● **TRY IT**:
Please report each line of the data below that contains "default".

● **RECORDS SHOWN**:
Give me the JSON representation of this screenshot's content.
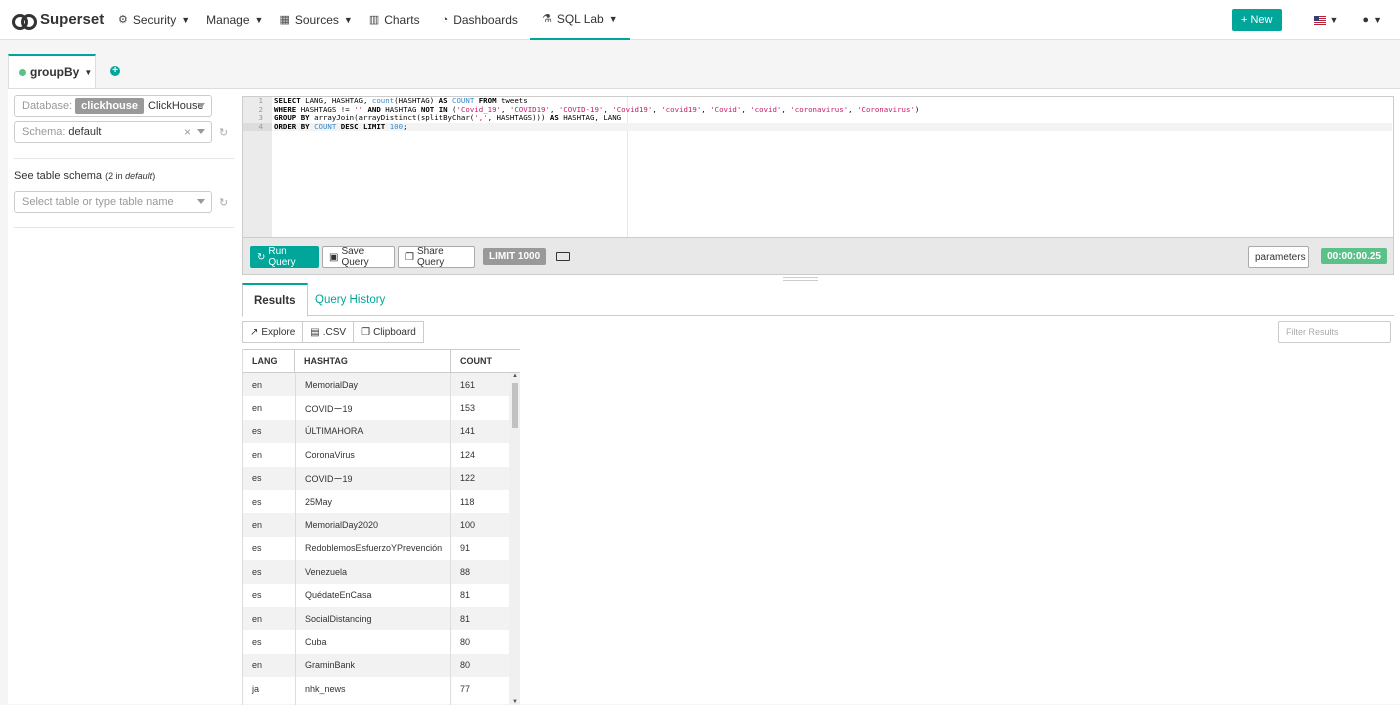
{
  "navbar": {
    "brand": "Superset",
    "items": [
      {
        "label": "Security",
        "icon": "gear-icon",
        "caret": true
      },
      {
        "label": "Manage",
        "icon": "",
        "caret": true
      },
      {
        "label": "Sources",
        "icon": "table-icon",
        "caret": true
      },
      {
        "label": "Charts",
        "icon": "bar-chart-icon",
        "caret": false
      },
      {
        "label": "Dashboards",
        "icon": "dashboard-icon",
        "caret": false
      },
      {
        "label": "SQL Lab",
        "icon": "flask-icon",
        "caret": true
      }
    ],
    "new_button": "+ New",
    "accent": "#00a699"
  },
  "query_tab": {
    "label": "groupBy",
    "status_color": "#5ac189"
  },
  "left_panel": {
    "database_label": "Database:",
    "database_badge": "clickhouse",
    "database_value": "ClickHouse",
    "schema_label": "Schema:",
    "schema_value": "default",
    "table_schema_title": "See table schema",
    "table_schema_count": "(2 in",
    "table_schema_schema": "default",
    "table_schema_close": ")",
    "table_placeholder": "Select table or type table name"
  },
  "editor": {
    "line_numbers": [
      "1",
      "2",
      "3",
      "4"
    ]
  },
  "toolbar": {
    "run": "Run Query",
    "save": "Save Query",
    "share": "Share Query",
    "limit": "LIMIT 1000",
    "parameters": "parameters",
    "timer": "00:00:00.25"
  },
  "results": {
    "tabs": [
      "Results",
      "Query History"
    ],
    "buttons": [
      "Explore",
      ".CSV",
      "Clipboard"
    ],
    "filter_placeholder": "Filter Results",
    "columns": [
      "LANG",
      "HASHTAG",
      "COUNT"
    ],
    "rows": [
      [
        "en",
        "MemorialDay",
        "161"
      ],
      [
        "en",
        "COVIDー19",
        "153"
      ],
      [
        "es",
        "ÚLTIMAHORA",
        "141"
      ],
      [
        "en",
        "CoronaVirus",
        "124"
      ],
      [
        "es",
        "COVIDー19",
        "122"
      ],
      [
        "es",
        "25May",
        "118"
      ],
      [
        "en",
        "MemorialDay2020",
        "100"
      ],
      [
        "es",
        "RedoblemosEsfuerzoYPrevención",
        "91"
      ],
      [
        "es",
        "Venezuela",
        "88"
      ],
      [
        "es",
        "QuédateEnCasa",
        "81"
      ],
      [
        "en",
        "SocialDistancing",
        "81"
      ],
      [
        "es",
        "Cuba",
        "80"
      ],
      [
        "en",
        "GraminBank",
        "80"
      ],
      [
        "ja",
        "nhk_news",
        "77"
      ]
    ]
  }
}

● **RESULT**:
    "schema_value": "default",
    "table_schema_schema": "default",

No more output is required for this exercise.